Assignment ▸ The data below should be restated word for word, pictures omitted.

========================================================================

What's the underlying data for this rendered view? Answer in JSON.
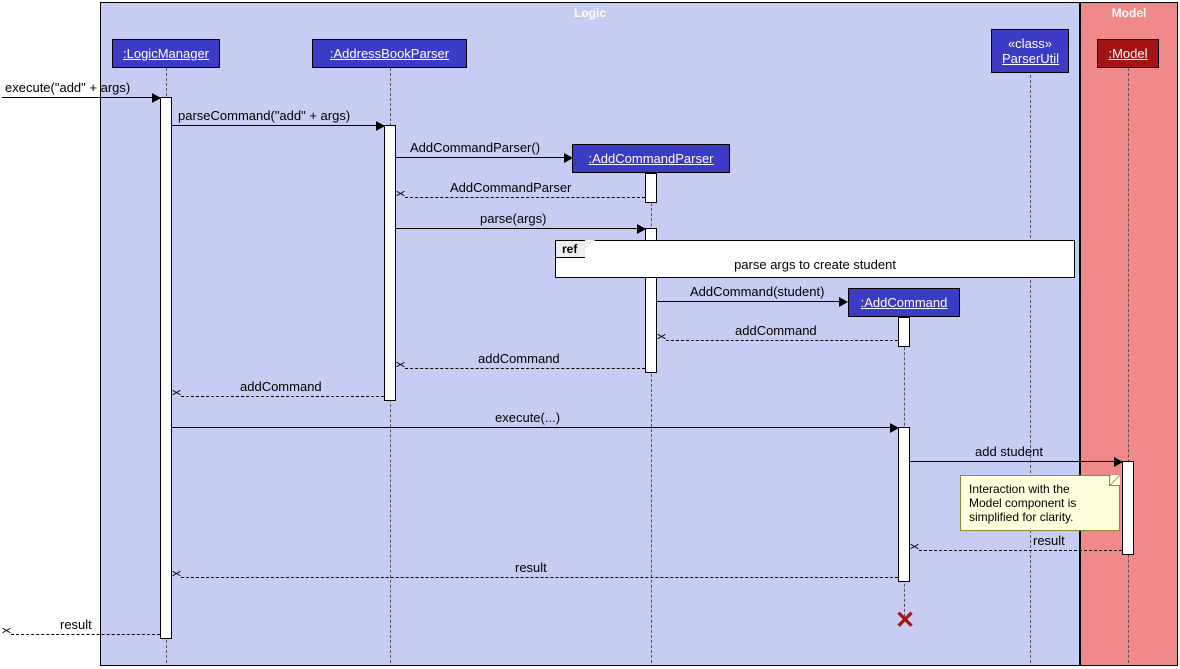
{
  "frames": {
    "logic": "Logic",
    "model": "Model"
  },
  "participants": {
    "logicManager": ":LogicManager",
    "addressBookParser": ":AddressBookParser",
    "addCommandParser": ":AddCommandParser",
    "addCommand": ":AddCommand",
    "parserUtil": "«class»\nParserUtil",
    "model": ":Model"
  },
  "messages": {
    "m1": "execute(\"add\" + args)",
    "m2": "parseCommand(\"add\" + args)",
    "m3": "AddCommandParser()",
    "m4": "AddCommandParser",
    "m5": "parse(args)",
    "m6": "AddCommand(student)",
    "m7": "addCommand",
    "m8": "addCommand",
    "m9": "addCommand",
    "m10": "execute(...)",
    "m11": "add student",
    "m12": "result",
    "m13": "result",
    "m14": "result"
  },
  "ref": {
    "label": "ref",
    "text": "parse args to create student"
  },
  "note": {
    "line1": "Interaction with the",
    "line2": "Model component is",
    "line3": "simplified for clarity."
  }
}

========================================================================

Solved problem ▸
What's the underlying data for this rendered view? Answer in JSON.
{
  "frames": {
    "logic": "Logic",
    "model": "Model"
  },
  "participants": {
    "logicManager": ":LogicManager",
    "addressBookParser": ":AddressBookParser",
    "addCommandParser": ":AddCommandParser",
    "addCommand": ":AddCommand",
    "parserUtil": "«class»\nParserUtil",
    "model": ":Model"
  },
  "messages": {
    "m1": "execute(\"add\" + args)",
    "m2": "parseCommand(\"add\" + args)",
    "m3": "AddCommandParser()",
    "m4": "AddCommandParser",
    "m5": "parse(args)",
    "m6": "AddCommand(student)",
    "m7": "addCommand",
    "m8": "addCommand",
    "m9": "addCommand",
    "m10": "execute(...)",
    "m11": "add student",
    "m12": "result",
    "m13": "result",
    "m14": "result"
  },
  "ref": {
    "label": "ref",
    "text": "parse args to create student"
  },
  "note": {
    "line1": "Interaction with the",
    "line2": "Model component is",
    "line3": "simplified for clarity."
  }
}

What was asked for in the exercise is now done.